Work to complete: Where the word "Windows" occurs in a line of the data, return the whole line.
BEGIN Material to process
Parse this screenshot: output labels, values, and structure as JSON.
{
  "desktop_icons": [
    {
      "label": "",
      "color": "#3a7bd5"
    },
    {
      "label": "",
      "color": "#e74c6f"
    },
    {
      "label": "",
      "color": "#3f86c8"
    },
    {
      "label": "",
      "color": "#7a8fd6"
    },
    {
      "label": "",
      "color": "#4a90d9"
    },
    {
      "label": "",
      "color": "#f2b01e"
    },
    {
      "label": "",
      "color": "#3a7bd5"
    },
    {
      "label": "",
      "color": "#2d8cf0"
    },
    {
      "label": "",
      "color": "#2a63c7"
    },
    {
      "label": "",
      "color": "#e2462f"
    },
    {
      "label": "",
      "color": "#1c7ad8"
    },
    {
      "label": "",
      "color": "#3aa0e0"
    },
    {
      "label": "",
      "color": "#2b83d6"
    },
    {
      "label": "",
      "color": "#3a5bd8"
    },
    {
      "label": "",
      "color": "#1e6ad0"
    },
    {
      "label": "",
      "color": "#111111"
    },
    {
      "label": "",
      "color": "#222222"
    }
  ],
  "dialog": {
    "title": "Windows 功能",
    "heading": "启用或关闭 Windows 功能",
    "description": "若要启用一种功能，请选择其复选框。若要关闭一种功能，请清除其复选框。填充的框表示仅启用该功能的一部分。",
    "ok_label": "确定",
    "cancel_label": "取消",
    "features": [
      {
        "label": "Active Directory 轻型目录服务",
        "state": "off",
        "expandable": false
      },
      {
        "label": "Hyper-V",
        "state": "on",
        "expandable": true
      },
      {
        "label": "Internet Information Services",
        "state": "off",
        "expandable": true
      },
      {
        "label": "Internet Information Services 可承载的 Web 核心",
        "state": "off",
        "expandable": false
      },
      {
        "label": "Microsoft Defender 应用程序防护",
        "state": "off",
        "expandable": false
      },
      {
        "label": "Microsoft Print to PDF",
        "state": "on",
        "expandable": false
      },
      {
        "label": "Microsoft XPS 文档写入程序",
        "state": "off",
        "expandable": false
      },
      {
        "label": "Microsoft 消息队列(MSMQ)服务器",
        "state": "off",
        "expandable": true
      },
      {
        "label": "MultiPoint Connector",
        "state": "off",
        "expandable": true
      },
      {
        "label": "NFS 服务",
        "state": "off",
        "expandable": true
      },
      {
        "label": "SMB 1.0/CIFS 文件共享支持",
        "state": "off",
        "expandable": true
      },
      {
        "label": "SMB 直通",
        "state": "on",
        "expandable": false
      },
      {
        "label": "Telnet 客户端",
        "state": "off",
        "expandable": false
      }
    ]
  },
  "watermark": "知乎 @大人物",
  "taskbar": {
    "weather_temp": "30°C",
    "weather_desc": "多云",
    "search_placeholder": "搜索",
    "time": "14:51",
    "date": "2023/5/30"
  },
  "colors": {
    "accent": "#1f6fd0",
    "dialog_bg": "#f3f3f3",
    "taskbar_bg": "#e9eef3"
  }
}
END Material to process
Exercise output:
    "title": "Windows 功能",
    "heading": "启用或关闭 Windows 功能",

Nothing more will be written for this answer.